**EXERCISE DETAILS**
The whole listing below should be printed again exactly, with no images.

**INPUT DATA**
=== Begin Enclosure ===
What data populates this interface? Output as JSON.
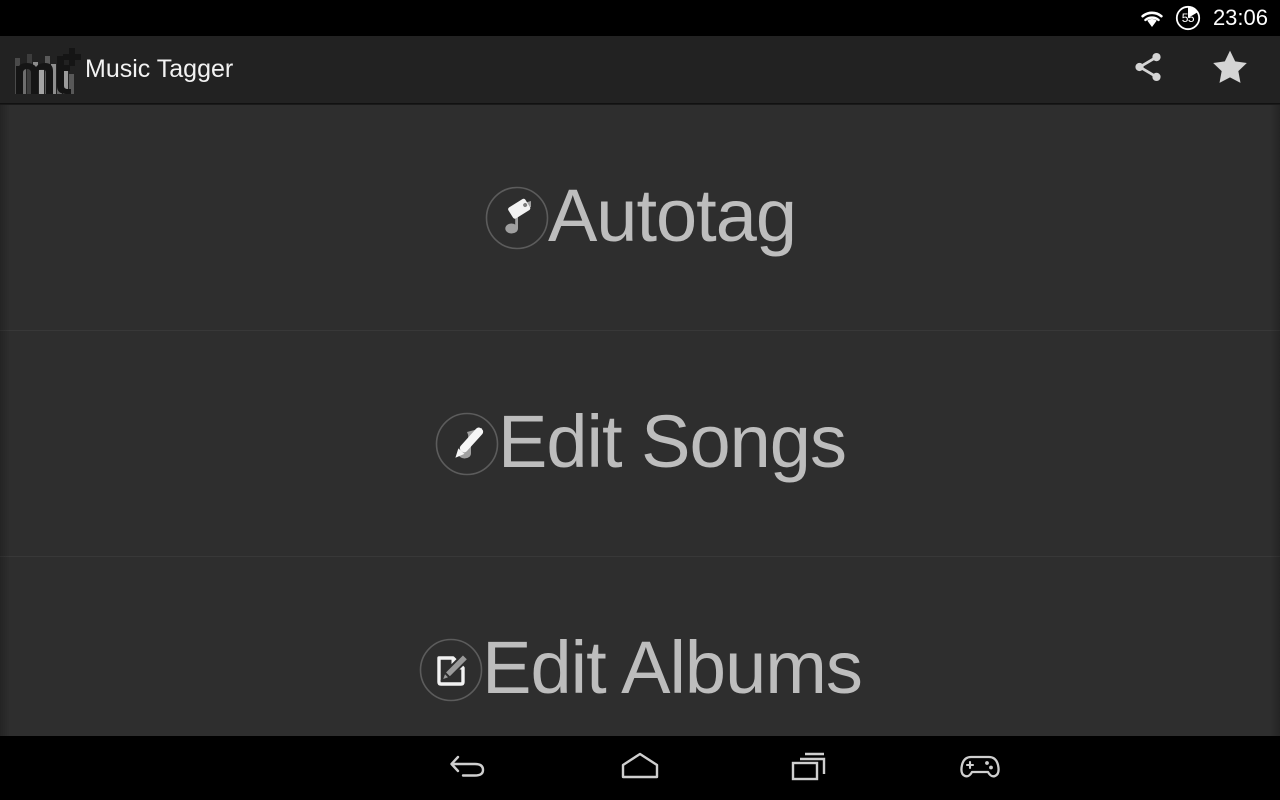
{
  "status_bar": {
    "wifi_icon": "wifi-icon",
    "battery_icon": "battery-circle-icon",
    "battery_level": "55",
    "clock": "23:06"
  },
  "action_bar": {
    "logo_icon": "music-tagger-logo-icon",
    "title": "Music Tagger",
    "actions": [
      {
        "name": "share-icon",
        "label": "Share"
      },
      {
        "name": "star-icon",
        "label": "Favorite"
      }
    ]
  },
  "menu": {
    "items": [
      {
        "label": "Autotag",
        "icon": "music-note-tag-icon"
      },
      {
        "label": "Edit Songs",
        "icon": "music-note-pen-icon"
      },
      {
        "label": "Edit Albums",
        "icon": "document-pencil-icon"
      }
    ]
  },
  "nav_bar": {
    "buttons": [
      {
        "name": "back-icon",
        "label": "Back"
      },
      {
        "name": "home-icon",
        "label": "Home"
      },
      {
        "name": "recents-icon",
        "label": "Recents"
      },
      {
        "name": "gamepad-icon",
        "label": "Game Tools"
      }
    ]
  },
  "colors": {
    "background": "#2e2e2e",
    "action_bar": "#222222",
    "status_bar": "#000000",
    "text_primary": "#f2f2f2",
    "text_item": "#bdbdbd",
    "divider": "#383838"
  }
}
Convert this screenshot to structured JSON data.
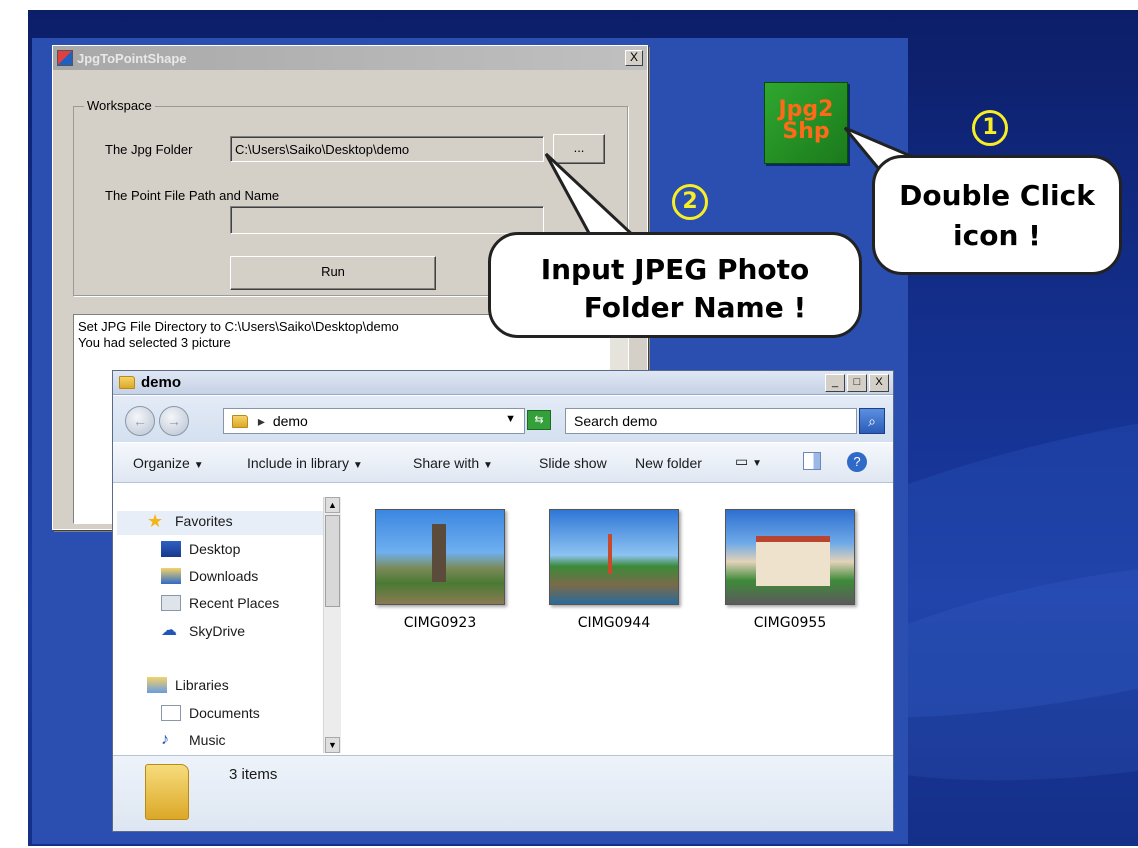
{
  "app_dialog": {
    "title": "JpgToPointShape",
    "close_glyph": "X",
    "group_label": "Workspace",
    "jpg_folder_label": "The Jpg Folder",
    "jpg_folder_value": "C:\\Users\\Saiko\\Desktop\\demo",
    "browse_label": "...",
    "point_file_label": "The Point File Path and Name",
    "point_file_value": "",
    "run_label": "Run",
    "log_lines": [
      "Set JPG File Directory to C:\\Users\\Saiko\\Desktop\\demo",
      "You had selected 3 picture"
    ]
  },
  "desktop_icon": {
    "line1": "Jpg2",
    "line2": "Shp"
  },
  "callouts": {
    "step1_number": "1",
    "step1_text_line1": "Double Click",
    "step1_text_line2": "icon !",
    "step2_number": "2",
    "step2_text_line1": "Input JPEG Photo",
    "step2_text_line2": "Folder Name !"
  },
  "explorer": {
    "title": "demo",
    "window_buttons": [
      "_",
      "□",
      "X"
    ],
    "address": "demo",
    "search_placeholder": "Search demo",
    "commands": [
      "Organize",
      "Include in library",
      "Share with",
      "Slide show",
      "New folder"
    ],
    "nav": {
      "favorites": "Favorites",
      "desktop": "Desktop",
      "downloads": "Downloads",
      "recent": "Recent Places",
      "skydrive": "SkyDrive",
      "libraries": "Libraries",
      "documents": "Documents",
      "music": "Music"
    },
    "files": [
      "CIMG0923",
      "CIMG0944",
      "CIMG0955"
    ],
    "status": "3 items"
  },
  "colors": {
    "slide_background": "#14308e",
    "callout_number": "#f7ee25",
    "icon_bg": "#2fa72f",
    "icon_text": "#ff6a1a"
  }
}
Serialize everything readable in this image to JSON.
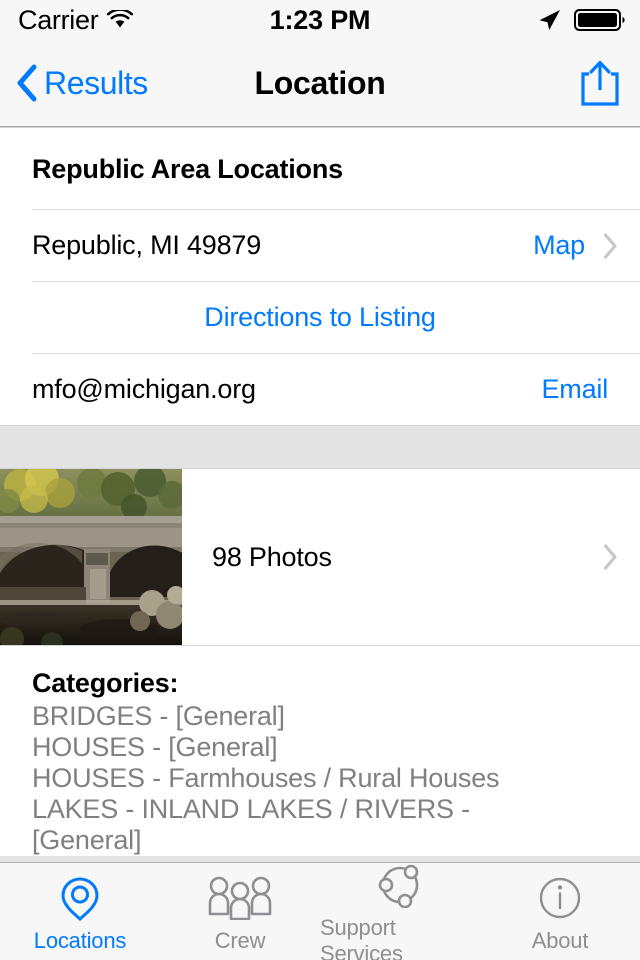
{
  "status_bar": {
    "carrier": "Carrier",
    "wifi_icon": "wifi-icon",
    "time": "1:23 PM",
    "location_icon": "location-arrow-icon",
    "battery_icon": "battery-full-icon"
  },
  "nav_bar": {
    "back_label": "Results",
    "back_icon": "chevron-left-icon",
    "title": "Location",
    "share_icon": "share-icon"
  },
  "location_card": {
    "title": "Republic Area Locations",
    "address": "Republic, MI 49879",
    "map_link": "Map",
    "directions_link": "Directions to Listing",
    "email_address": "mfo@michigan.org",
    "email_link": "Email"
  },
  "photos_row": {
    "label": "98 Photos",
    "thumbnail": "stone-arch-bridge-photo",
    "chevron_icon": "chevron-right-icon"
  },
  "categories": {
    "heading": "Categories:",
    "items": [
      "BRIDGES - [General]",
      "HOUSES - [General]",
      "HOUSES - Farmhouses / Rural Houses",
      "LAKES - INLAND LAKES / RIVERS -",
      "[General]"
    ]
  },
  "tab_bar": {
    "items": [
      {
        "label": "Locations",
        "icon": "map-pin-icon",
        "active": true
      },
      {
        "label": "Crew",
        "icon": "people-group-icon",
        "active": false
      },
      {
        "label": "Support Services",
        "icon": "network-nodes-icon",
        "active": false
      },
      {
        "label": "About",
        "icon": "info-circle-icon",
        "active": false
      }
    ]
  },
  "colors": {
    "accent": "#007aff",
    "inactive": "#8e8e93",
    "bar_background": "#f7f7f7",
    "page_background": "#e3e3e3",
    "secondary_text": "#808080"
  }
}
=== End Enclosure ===
**REPLY**
What data populates this interface? Output as JSON.
{
  "status_bar": {
    "wifi_icon": "wifi-icon",
    "battery_icon": "battery-circle-icon",
    "battery_level": "55",
    "clock": "23:06"
  },
  "action_bar": {
    "logo_icon": "music-tagger-logo-icon",
    "title": "Music Tagger",
    "actions": [
      {
        "name": "share-icon",
        "label": "Share"
      },
      {
        "name": "star-icon",
        "label": "Favorite"
      }
    ]
  },
  "menu": {
    "items": [
      {
        "label": "Autotag",
        "icon": "music-note-tag-icon"
      },
      {
        "label": "Edit Songs",
        "icon": "music-note-pen-icon"
      },
      {
        "label": "Edit Albums",
        "icon": "document-pencil-icon"
      }
    ]
  },
  "nav_bar": {
    "buttons": [
      {
        "name": "back-icon",
        "label": "Back"
      },
      {
        "name": "home-icon",
        "label": "Home"
      },
      {
        "name": "recents-icon",
        "label": "Recents"
      },
      {
        "name": "gamepad-icon",
        "label": "Game Tools"
      }
    ]
  },
  "colors": {
    "background": "#2e2e2e",
    "action_bar": "#222222",
    "status_bar": "#000000",
    "text_primary": "#f2f2f2",
    "text_item": "#bdbdbd",
    "divider": "#383838"
  }
}
Convert this screenshot to structured JSON data.
{
  "app_dialog": {
    "title": "JpgToPointShape",
    "close_glyph": "X",
    "group_label": "Workspace",
    "jpg_folder_label": "The Jpg Folder",
    "jpg_folder_value": "C:\\Users\\Saiko\\Desktop\\demo",
    "browse_label": "...",
    "point_file_label": "The Point File Path and Name",
    "point_file_value": "",
    "run_label": "Run",
    "log_lines": [
      "Set JPG File Directory to C:\\Users\\Saiko\\Desktop\\demo",
      "You had selected 3 picture"
    ]
  },
  "desktop_icon": {
    "line1": "Jpg2",
    "line2": "Shp"
  },
  "callouts": {
    "step1_number": "1",
    "step1_text_line1": "Double Click",
    "step1_text_line2": "icon !",
    "step2_number": "2",
    "step2_text_line1": "Input JPEG Photo",
    "step2_text_line2": "Folder Name !"
  },
  "explorer": {
    "title": "demo",
    "window_buttons": [
      "_",
      "□",
      "X"
    ],
    "address": "demo",
    "search_placeholder": "Search demo",
    "commands": [
      "Organize",
      "Include in library",
      "Share with",
      "Slide show",
      "New folder"
    ],
    "nav": {
      "favorites": "Favorites",
      "desktop": "Desktop",
      "downloads": "Downloads",
      "recent": "Recent Places",
      "skydrive": "SkyDrive",
      "libraries": "Libraries",
      "documents": "Documents",
      "music": "Music"
    },
    "files": [
      "CIMG0923",
      "CIMG0944",
      "CIMG0955"
    ],
    "status": "3 items"
  },
  "colors": {
    "slide_background": "#14308e",
    "callout_number": "#f7ee25",
    "icon_bg": "#2fa72f",
    "icon_text": "#ff6a1a"
  }
}
Serialize everything readable in this image to JSON.
{
  "status_bar": {
    "carrier": "Carrier",
    "wifi_icon": "wifi-icon",
    "time": "1:23 PM",
    "location_icon": "location-arrow-icon",
    "battery_icon": "battery-full-icon"
  },
  "nav_bar": {
    "back_label": "Results",
    "back_icon": "chevron-left-icon",
    "title": "Location",
    "share_icon": "share-icon"
  },
  "location_card": {
    "title": "Republic Area Locations",
    "address": "Republic, MI 49879",
    "map_link": "Map",
    "directions_link": "Directions to Listing",
    "email_address": "mfo@michigan.org",
    "email_link": "Email"
  },
  "photos_row": {
    "label": "98 Photos",
    "thumbnail": "stone-arch-bridge-photo",
    "chevron_icon": "chevron-right-icon"
  },
  "categories": {
    "heading": "Categories:",
    "items": [
      "BRIDGES - [General]",
      "HOUSES - [General]",
      "HOUSES - Farmhouses / Rural Houses",
      "LAKES - INLAND LAKES / RIVERS -",
      "[General]"
    ]
  },
  "tab_bar": {
    "items": [
      {
        "label": "Locations",
        "icon": "map-pin-icon",
        "active": true
      },
      {
        "label": "Crew",
        "icon": "people-group-icon",
        "active": false
      },
      {
        "label": "Support Services",
        "icon": "network-nodes-icon",
        "active": false
      },
      {
        "label": "About",
        "icon": "info-circle-icon",
        "active": false
      }
    ]
  },
  "colors": {
    "accent": "#007aff",
    "inactive": "#8e8e93",
    "bar_background": "#f7f7f7",
    "page_background": "#e3e3e3",
    "secondary_text": "#808080"
  }
}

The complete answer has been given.